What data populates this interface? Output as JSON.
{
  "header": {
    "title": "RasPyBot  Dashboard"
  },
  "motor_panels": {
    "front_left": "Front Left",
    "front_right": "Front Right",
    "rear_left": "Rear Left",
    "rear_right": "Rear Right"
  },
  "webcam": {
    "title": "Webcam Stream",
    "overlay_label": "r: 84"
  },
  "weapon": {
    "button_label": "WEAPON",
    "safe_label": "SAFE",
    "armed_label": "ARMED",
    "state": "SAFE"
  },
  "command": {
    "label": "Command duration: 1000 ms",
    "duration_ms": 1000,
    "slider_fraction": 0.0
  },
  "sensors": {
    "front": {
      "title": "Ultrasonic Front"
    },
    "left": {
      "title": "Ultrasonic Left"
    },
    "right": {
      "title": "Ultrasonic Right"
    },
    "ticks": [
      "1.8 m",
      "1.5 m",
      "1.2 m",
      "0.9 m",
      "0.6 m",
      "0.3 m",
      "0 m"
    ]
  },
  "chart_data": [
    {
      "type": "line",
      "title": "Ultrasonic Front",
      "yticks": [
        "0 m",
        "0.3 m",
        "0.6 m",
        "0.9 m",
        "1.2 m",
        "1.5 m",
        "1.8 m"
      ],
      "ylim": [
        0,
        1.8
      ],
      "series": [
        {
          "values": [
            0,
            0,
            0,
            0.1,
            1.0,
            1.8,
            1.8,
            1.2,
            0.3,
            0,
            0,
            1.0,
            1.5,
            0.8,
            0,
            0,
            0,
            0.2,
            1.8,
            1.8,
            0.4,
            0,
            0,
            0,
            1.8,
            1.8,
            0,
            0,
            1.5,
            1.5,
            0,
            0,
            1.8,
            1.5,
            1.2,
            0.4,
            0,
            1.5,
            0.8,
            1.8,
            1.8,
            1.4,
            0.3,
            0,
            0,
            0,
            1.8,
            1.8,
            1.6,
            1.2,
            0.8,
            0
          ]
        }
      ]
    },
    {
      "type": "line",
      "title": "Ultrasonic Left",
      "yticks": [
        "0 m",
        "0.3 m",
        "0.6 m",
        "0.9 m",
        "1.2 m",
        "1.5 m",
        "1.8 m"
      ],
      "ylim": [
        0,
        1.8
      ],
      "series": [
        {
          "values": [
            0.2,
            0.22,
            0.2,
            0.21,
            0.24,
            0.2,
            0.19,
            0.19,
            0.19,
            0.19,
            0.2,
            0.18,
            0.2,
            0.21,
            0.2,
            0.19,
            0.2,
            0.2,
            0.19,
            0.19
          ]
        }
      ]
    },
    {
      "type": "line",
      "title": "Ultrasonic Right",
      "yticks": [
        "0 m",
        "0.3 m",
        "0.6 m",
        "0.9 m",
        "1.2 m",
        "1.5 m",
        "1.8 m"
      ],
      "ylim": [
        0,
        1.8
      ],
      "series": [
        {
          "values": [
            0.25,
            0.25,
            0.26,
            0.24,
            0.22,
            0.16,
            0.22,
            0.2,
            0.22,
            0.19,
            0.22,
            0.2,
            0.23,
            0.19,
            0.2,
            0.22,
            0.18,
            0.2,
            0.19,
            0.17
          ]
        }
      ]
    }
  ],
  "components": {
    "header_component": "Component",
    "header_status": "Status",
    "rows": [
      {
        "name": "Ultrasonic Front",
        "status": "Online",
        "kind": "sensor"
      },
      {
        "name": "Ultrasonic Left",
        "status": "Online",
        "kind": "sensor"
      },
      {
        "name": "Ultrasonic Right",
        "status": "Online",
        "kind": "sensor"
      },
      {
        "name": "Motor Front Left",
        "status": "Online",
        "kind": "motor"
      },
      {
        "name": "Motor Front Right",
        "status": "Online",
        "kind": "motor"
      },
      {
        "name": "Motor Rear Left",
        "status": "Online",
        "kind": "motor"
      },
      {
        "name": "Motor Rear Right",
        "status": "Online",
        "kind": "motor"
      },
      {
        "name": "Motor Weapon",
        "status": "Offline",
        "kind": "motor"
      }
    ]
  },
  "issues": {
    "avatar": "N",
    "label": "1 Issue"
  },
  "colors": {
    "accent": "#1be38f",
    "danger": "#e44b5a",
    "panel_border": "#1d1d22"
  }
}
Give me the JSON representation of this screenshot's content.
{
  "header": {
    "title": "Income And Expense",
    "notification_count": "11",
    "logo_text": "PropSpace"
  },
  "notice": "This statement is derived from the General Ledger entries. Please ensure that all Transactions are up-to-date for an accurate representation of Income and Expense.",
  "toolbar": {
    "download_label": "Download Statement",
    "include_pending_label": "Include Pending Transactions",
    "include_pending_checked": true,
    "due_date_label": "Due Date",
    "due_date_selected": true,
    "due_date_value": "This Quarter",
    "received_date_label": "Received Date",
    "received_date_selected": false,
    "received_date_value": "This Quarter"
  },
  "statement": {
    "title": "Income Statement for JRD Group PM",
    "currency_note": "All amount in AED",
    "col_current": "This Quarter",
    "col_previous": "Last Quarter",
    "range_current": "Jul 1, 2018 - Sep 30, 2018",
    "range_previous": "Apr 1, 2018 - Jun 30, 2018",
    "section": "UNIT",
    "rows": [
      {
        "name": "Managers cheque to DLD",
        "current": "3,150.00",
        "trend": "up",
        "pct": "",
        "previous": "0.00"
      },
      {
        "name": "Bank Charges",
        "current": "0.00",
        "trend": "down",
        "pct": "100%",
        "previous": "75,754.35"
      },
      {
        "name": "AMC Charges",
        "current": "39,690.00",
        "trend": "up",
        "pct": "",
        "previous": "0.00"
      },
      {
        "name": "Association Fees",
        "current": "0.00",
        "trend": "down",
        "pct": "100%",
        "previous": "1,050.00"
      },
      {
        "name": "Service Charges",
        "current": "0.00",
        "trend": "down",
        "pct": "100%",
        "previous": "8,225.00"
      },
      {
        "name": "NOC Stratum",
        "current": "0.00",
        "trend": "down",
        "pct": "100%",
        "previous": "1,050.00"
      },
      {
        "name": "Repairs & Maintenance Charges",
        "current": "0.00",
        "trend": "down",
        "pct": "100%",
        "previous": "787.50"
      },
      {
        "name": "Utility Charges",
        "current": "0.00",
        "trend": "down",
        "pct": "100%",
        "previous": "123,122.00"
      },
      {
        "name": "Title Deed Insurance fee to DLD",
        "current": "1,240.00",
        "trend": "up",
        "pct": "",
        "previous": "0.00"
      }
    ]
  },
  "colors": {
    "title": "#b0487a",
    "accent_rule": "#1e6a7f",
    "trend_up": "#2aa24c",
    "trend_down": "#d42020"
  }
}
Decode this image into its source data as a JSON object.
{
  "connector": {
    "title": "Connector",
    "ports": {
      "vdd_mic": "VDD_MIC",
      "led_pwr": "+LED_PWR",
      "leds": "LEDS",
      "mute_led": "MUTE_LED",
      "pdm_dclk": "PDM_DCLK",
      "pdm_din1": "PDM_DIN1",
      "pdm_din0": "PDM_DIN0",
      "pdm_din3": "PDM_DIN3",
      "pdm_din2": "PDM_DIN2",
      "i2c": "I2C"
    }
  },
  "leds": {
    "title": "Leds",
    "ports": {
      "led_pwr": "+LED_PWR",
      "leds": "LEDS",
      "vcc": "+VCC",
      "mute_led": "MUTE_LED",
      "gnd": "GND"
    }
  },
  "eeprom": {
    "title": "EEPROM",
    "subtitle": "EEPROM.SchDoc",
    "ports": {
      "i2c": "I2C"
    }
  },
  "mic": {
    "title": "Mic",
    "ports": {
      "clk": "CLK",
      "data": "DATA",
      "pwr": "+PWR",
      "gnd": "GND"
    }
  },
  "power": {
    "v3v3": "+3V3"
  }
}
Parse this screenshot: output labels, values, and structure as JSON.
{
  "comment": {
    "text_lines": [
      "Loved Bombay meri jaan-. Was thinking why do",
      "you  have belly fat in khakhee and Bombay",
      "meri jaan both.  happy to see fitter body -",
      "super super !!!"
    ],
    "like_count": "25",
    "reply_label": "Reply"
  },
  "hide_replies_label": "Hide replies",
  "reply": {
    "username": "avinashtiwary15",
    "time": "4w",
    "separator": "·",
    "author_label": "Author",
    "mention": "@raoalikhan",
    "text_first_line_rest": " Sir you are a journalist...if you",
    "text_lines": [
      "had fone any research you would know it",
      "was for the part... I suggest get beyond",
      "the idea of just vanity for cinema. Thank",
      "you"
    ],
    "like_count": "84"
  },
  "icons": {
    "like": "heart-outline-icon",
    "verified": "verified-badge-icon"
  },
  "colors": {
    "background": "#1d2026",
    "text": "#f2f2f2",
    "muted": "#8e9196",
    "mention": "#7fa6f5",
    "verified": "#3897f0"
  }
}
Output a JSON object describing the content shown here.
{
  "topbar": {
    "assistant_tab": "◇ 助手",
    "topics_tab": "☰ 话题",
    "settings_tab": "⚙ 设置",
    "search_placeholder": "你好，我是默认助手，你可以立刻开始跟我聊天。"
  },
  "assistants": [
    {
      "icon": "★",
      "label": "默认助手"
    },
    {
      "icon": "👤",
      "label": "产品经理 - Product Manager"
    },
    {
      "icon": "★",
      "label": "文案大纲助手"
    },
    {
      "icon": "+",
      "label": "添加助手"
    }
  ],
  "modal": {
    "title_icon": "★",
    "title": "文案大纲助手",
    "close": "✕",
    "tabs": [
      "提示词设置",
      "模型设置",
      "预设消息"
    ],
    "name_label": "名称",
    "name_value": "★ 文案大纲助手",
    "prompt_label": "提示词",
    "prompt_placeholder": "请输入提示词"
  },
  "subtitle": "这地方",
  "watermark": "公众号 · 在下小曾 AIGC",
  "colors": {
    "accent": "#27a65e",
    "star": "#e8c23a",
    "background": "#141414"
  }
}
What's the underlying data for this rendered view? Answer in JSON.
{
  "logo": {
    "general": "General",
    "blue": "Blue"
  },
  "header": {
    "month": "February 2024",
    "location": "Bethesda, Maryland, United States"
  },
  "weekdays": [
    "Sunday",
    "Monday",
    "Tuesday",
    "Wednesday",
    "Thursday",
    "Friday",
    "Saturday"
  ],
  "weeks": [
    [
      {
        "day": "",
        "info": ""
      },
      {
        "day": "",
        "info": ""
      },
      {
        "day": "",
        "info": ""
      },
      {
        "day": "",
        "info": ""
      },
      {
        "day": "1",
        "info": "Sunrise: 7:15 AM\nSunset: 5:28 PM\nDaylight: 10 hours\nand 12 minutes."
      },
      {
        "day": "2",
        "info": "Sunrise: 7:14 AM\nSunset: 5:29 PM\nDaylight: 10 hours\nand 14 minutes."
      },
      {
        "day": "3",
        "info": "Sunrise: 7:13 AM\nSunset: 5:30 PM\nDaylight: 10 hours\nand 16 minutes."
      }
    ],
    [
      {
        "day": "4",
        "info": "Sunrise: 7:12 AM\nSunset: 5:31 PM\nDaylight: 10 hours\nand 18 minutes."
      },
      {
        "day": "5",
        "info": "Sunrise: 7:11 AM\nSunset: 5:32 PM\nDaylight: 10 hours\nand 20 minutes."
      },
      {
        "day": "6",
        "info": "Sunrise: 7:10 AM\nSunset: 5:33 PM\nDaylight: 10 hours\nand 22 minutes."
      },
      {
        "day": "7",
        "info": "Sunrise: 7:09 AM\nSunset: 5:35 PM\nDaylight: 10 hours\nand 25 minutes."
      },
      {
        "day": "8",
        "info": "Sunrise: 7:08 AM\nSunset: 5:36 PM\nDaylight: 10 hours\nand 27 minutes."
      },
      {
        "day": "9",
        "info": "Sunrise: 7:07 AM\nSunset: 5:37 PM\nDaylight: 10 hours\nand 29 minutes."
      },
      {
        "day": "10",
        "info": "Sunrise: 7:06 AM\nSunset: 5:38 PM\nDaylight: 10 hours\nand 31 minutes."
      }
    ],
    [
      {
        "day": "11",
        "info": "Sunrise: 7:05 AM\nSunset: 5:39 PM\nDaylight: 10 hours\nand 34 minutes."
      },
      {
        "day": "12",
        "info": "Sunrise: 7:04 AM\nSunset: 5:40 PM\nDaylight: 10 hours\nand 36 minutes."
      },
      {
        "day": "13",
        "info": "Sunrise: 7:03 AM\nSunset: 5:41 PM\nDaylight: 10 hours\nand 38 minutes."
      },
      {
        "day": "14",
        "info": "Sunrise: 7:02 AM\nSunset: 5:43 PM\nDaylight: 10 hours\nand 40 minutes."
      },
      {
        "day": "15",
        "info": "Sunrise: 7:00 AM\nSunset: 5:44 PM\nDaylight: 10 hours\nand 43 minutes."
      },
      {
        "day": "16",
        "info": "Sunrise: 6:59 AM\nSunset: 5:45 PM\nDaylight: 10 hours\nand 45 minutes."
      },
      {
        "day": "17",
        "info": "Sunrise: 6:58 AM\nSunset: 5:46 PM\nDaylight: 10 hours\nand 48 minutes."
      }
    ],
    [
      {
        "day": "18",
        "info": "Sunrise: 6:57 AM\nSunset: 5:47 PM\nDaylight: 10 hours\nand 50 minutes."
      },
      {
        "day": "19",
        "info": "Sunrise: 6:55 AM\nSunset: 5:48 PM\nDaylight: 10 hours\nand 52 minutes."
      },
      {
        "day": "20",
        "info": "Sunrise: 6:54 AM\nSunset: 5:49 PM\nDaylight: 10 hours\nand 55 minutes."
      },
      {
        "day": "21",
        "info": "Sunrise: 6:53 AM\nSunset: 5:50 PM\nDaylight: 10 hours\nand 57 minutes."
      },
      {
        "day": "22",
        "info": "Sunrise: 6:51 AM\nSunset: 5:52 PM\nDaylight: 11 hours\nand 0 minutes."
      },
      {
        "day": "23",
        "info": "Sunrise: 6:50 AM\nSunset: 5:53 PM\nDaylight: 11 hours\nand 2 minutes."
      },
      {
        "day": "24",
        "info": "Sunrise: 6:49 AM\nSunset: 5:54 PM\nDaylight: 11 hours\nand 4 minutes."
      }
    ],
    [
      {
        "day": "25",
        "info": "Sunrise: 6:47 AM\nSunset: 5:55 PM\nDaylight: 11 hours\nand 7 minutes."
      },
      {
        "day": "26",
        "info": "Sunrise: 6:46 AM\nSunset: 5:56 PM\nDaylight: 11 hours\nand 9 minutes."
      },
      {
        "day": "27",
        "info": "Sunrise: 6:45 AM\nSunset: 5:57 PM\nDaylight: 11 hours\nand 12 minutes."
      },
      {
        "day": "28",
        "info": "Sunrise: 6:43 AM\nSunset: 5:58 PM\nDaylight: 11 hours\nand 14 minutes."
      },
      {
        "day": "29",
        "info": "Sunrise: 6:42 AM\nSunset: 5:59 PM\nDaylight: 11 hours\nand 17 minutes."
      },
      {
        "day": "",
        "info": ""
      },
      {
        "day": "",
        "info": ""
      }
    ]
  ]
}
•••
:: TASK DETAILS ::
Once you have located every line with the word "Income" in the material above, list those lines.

:: TASK RESULT ::
    "title": "Income And Expense",
  "notice": "This statement is derived from the General Ledger entries. Please ensure that all Transactions are up-to-date for an accurate representation of Income and Expense.",
    "title": "Income Statement for JRD Group PM",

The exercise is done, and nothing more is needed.